RECORDS TO PROCESS below:

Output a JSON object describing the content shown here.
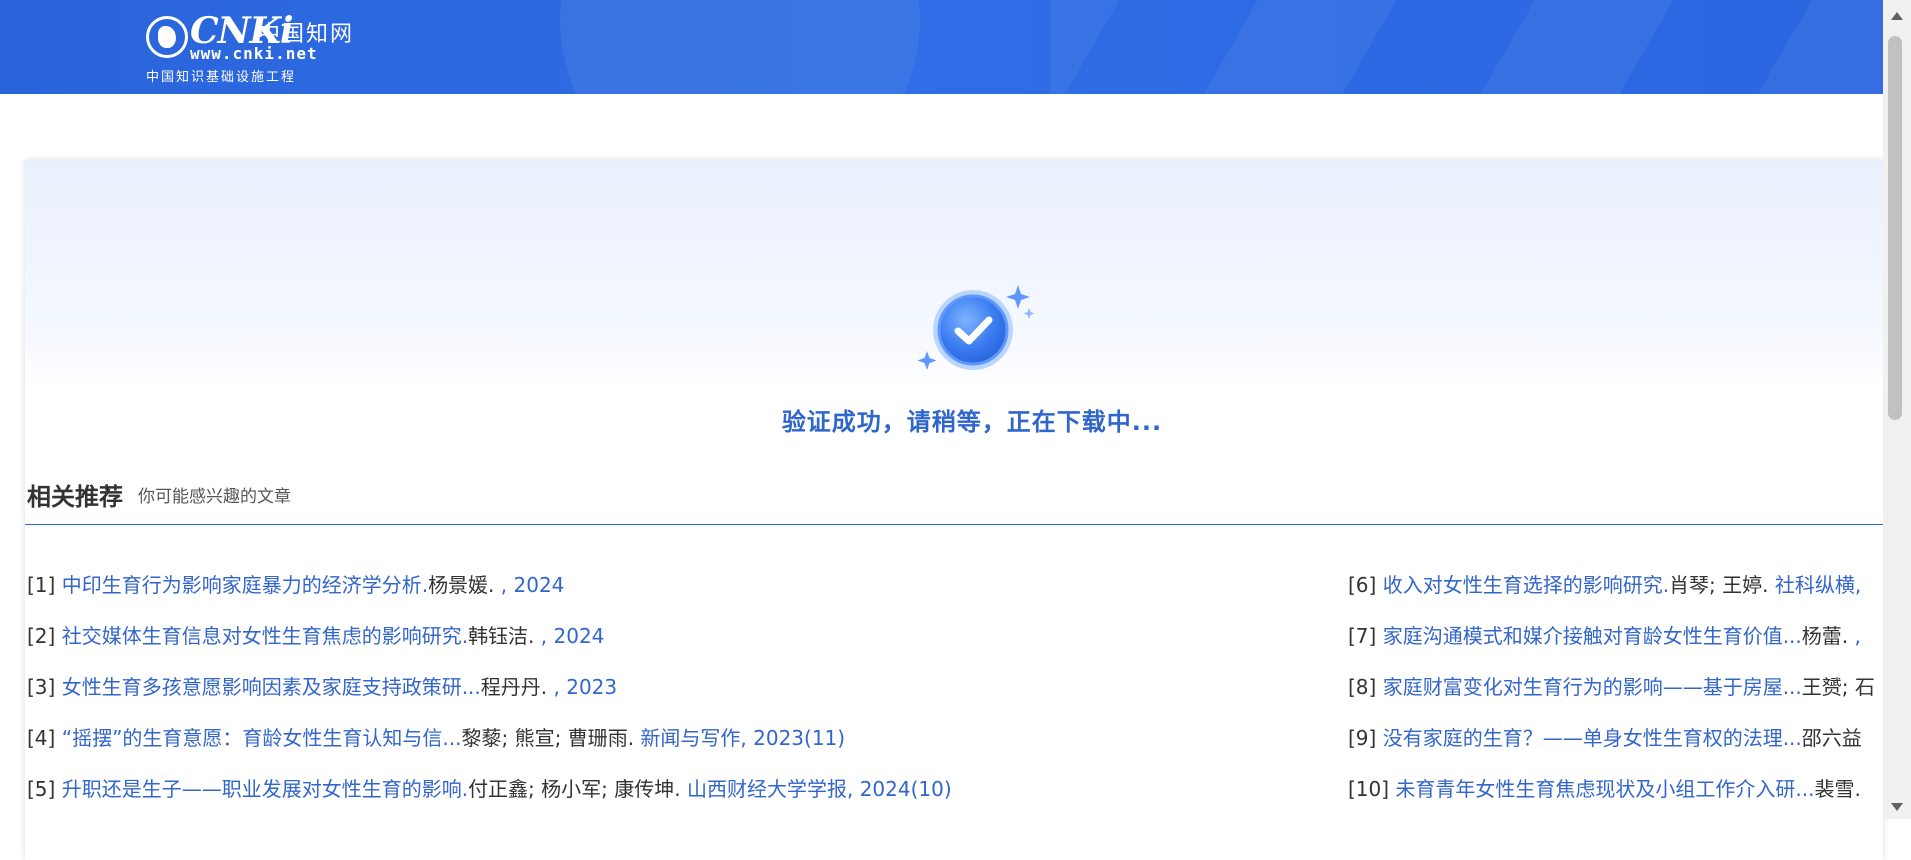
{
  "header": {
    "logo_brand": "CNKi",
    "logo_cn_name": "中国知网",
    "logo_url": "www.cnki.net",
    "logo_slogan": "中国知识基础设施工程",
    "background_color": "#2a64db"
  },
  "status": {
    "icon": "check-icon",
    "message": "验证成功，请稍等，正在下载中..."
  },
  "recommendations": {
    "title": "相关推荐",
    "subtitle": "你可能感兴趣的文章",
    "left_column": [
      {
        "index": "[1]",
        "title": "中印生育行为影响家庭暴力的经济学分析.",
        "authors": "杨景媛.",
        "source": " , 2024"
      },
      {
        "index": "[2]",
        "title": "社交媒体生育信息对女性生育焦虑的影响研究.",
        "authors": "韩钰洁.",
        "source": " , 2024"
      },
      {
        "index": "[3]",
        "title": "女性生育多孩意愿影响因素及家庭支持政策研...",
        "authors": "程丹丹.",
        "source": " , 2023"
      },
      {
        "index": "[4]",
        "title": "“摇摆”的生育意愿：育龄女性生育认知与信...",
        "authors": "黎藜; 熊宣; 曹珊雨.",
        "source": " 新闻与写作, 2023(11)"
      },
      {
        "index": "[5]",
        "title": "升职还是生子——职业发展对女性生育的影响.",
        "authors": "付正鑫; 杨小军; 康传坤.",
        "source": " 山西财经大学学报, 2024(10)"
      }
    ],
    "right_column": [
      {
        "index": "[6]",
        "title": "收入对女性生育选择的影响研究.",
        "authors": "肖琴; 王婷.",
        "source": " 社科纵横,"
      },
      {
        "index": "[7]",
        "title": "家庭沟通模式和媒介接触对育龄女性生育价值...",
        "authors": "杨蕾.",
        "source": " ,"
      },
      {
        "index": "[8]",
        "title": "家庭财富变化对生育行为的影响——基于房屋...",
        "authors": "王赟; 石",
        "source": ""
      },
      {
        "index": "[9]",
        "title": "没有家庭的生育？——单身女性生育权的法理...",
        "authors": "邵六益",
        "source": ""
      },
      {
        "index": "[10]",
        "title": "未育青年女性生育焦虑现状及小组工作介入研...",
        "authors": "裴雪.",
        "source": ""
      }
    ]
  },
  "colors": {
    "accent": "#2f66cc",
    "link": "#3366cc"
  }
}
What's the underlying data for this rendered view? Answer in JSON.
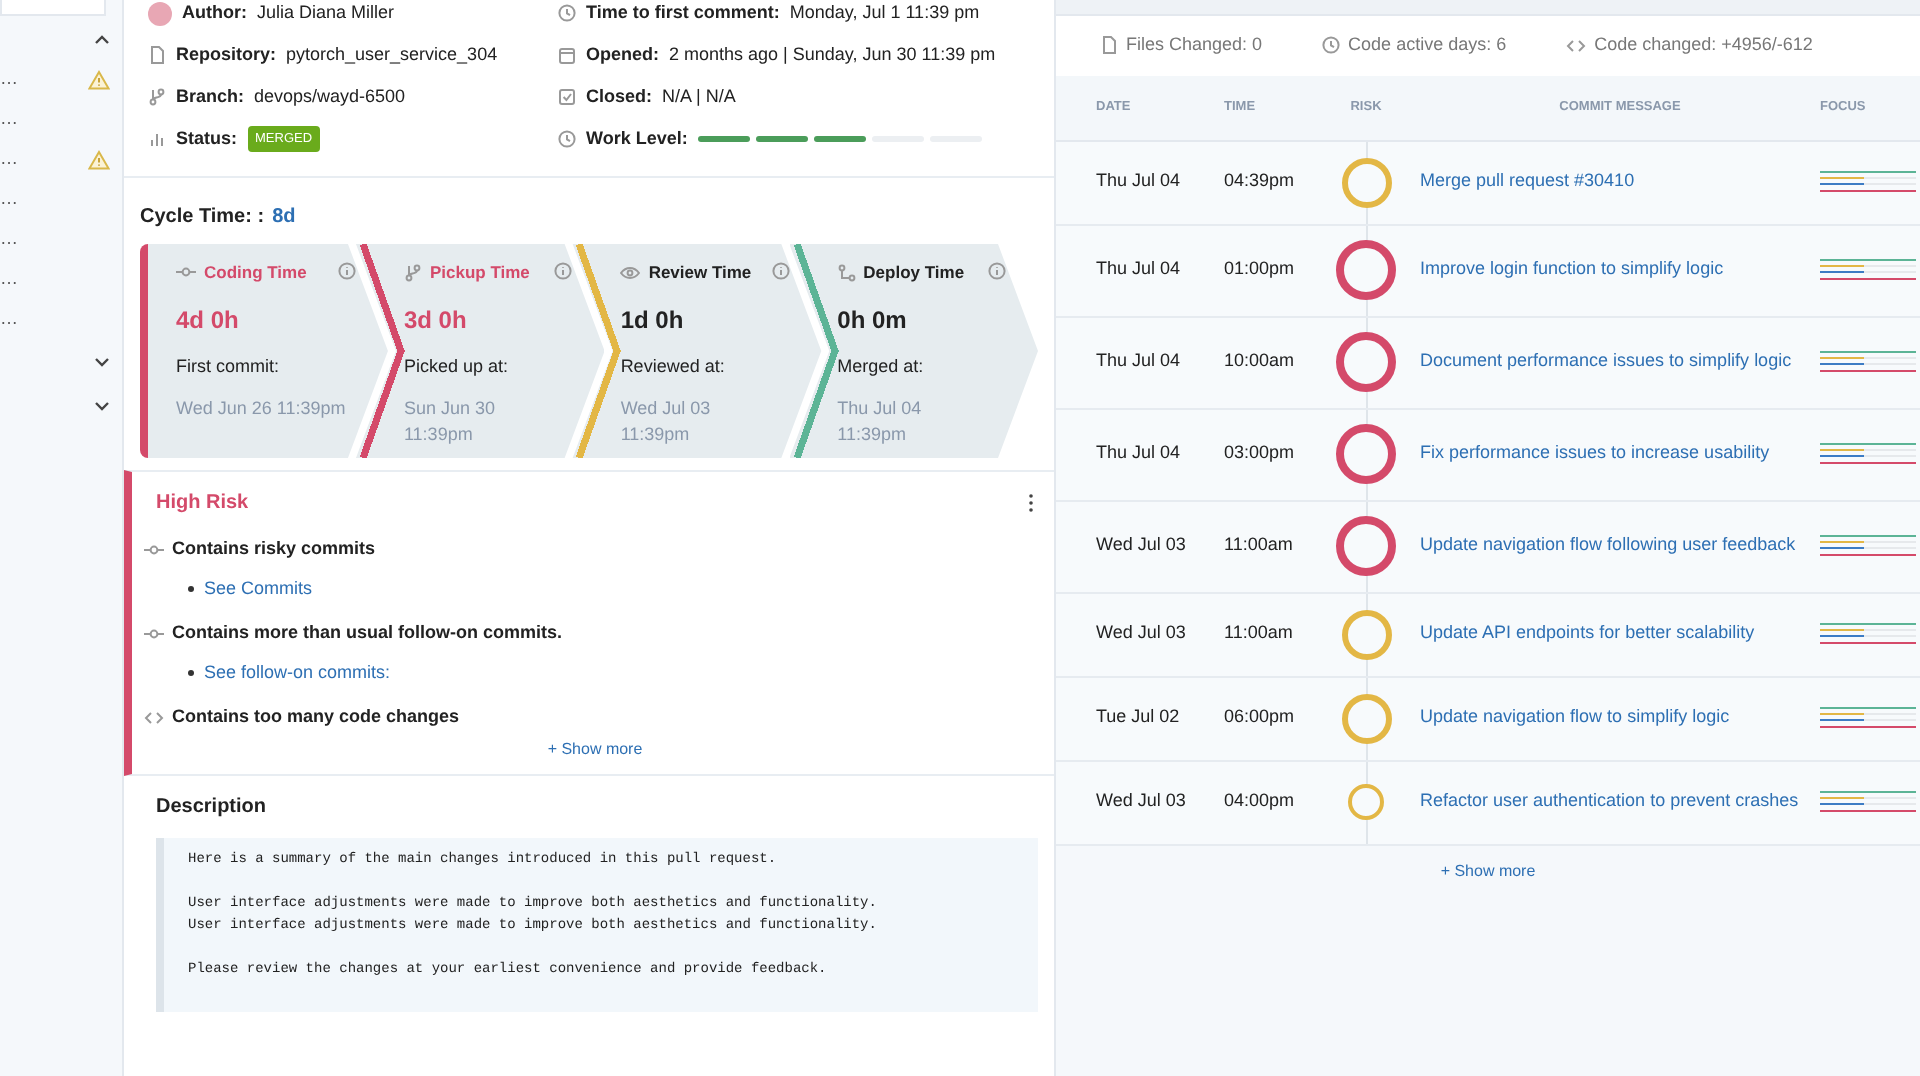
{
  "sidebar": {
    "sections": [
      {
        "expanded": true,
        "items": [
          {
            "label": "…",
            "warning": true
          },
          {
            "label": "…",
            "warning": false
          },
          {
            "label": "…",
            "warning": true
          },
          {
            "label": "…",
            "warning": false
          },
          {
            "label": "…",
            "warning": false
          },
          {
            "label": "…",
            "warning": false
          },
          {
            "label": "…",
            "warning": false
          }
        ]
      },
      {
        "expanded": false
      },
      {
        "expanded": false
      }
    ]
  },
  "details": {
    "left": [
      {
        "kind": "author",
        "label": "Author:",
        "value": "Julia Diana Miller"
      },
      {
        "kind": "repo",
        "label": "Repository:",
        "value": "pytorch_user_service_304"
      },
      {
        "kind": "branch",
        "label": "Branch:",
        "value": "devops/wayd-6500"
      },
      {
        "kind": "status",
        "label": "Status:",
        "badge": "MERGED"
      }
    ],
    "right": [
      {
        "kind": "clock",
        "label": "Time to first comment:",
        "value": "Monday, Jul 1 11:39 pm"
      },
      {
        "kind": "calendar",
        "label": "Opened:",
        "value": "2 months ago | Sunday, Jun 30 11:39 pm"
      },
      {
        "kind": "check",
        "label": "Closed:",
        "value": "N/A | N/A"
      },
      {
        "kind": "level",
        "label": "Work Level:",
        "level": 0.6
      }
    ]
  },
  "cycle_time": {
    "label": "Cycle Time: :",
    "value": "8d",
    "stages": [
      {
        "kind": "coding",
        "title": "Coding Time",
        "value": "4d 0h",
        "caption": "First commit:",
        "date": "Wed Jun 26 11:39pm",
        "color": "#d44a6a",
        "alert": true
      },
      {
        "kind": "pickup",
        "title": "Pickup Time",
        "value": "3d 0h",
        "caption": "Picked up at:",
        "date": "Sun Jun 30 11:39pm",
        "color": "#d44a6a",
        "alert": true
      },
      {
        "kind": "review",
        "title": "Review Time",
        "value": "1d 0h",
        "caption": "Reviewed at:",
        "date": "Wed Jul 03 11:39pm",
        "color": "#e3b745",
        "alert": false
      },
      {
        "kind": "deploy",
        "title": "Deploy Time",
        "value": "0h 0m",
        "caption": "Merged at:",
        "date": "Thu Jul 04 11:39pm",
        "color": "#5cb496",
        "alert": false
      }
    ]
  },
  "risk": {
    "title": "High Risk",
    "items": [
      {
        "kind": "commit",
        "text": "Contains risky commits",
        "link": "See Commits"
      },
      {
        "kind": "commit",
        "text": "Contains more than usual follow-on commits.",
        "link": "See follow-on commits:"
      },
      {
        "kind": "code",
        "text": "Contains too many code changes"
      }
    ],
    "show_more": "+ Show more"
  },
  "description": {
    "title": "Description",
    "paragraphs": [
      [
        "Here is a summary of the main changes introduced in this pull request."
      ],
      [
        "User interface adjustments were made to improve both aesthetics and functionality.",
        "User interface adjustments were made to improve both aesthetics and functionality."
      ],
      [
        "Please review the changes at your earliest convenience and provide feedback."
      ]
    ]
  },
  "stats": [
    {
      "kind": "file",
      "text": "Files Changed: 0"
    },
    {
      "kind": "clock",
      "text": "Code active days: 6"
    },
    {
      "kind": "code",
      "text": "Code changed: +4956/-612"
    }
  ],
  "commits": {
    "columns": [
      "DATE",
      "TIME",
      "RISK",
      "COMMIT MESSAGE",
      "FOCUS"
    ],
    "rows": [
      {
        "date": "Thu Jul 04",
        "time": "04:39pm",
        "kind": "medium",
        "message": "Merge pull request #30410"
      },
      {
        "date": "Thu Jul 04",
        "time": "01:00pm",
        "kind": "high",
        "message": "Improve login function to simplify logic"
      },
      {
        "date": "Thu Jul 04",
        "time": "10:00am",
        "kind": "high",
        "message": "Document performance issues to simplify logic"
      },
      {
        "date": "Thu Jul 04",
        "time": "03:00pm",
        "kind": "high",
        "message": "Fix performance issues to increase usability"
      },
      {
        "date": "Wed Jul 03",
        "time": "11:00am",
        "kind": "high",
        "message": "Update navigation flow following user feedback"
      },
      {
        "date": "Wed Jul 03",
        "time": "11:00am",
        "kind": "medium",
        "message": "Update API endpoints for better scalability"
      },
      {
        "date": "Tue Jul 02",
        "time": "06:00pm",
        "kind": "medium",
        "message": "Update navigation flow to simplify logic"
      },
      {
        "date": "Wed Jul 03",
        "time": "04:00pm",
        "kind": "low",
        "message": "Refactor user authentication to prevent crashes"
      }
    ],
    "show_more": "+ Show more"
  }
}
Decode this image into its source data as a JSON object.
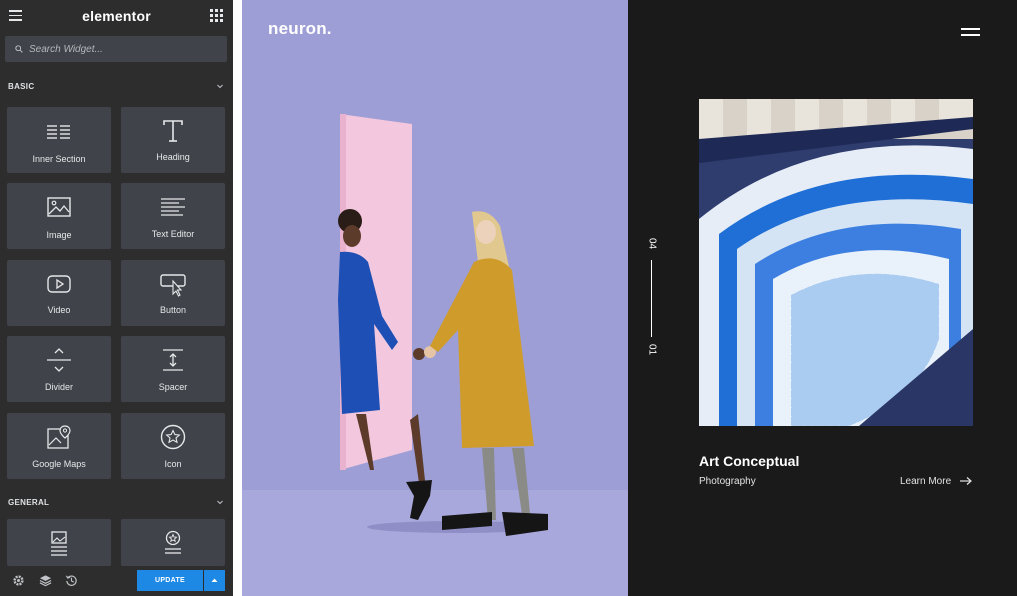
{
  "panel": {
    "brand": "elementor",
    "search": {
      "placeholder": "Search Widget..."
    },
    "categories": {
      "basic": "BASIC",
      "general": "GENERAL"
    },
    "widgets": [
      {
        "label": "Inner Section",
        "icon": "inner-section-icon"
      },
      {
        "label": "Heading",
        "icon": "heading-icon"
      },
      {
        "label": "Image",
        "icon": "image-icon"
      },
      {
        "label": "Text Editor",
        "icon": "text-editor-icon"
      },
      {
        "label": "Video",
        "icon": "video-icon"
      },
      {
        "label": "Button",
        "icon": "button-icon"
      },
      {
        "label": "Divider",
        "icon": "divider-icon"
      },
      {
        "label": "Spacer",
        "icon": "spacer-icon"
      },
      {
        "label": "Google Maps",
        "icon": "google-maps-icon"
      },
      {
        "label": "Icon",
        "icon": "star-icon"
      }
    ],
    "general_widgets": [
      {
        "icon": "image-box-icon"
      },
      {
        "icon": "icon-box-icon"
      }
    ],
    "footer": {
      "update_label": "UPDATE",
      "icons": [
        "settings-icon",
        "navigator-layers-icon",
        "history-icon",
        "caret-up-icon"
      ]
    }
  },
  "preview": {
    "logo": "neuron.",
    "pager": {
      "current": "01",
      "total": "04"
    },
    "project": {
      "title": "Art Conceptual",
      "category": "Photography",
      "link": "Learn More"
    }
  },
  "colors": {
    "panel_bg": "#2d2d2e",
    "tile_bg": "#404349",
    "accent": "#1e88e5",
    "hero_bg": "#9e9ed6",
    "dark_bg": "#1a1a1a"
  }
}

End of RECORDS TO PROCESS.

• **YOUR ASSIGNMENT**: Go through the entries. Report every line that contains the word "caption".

• **REPLY TO THE EXERCISE**:
        "caption": "First commit:",
        "caption": "Picked up at:",
        "caption": "Reviewed at:",
        "caption": "Merged at:",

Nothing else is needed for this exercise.